BEIRUT, Lebanon — Syrian President Bashar Assad predicted a global catastrophe should the West invade his country, and representatives of Syria's notoriously divided opposition struggled Thursday to form a united government-in-exile against Assad's beleaguered rule.
The International Red Cross, meanwhile, warned that it could no longer "cope" with the fast-expanding humanitarian crisis in Syria.
In an interview with the Russian television channel RT, Assad sketched an apocalyptic scenario should the West mount an invasion of Syria.
"I think the price of this invasion, if it happens, is … too big," Assad, speaking in English, told the Russian station in one of his infrequent recent interviews. "More than the whole world can afford. … We are the last stronghold of secularity and stability in the region. And coexistence, let's say. It will have a domino effect … from the Atlantic to the Pacific."
The Syrian president, whose family has ruled the country for 40 years, has frequently depicted his government as stoutly manning the ramparts of stability in a volatile region beset by religious, ethnic and political divides. He has previously warned that his government would not fall without igniting a regional conflagration.
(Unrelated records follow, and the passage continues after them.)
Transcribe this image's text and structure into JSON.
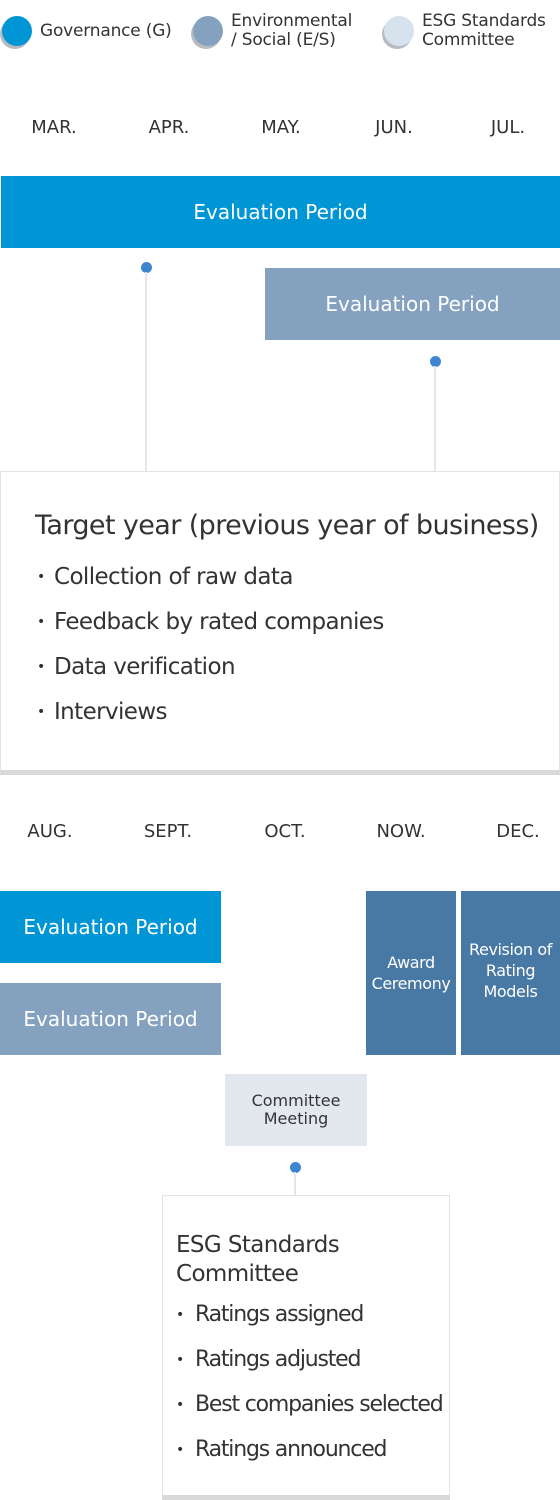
{
  "legend": [
    {
      "label_line1": "Governance (G)",
      "label_line2": "",
      "color": "#0096d6",
      "icon": "circle-icon"
    },
    {
      "label_line1": "Environmental",
      "label_line2": "/ Social (E/S)",
      "color": "#84a2bf",
      "icon": "circle-icon"
    },
    {
      "label_line1": "ESG Standards",
      "label_line2": "Committee",
      "color": "#d6e2ed",
      "icon": "circle-icon"
    }
  ],
  "first_half": {
    "months": [
      "MAR.",
      "APR.",
      "MAY.",
      "JUN.",
      "JUL."
    ],
    "governance_bar": {
      "label": "Evaluation Period",
      "start_month": "MAR.",
      "end_month": "JUL."
    },
    "es_bar": {
      "label": "Evaluation Period",
      "start_month": "MAY.",
      "end_month": "JUL."
    },
    "details": {
      "title": "Target year (previous year of business)",
      "bullet": "•",
      "items": [
        "Collection of raw data",
        "Feedback by rated companies",
        "Data verification",
        "Interviews"
      ]
    }
  },
  "second_half": {
    "months": [
      "AUG.",
      "SEPT.",
      "OCT.",
      "NOW.",
      "DEC."
    ],
    "governance_bar": {
      "label": "Evaluation Period",
      "start_month": "AUG.",
      "end_month": "SEPT."
    },
    "es_bar": {
      "label": "Evaluation Period",
      "start_month": "AUG.",
      "end_month": "SEPT."
    },
    "award_ceremony": {
      "line1": "Award",
      "line2": "Ceremony",
      "month": "NOW."
    },
    "revision": {
      "line1": "Revision of",
      "line2": "Rating",
      "line3": "Models",
      "month": "DEC."
    },
    "committee_meeting": {
      "line1": "Committee",
      "line2": "Meeting",
      "month": "OCT."
    },
    "details": {
      "title_line1": "ESG Standards",
      "title_line2": "Committee",
      "bullet": "•",
      "items": [
        "Ratings assigned",
        "Ratings adjusted",
        "Best companies selected",
        "Ratings announced"
      ]
    }
  },
  "colors": {
    "governance": "#0096d6",
    "environmental_social": "#84a2bf",
    "committee": "#d6e2ed",
    "event_dark": "#4878a4",
    "connector_dot": "#3d86cf"
  }
}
Assad said he believed an invasion of his country was unlikely, but he stressed that in the event of such an attack "nobody can tell what's next."
In the interview, Assad also repeated previous assertions that he has no intention of leaving Syria despite demands from Washington and elsewhere that he relinquish power.
"I am Syrian. I'm made in Syria," Assad said in an interview, excerpts of which appeared Thursday on RT's website. "I have to live in Syria and die in Syria."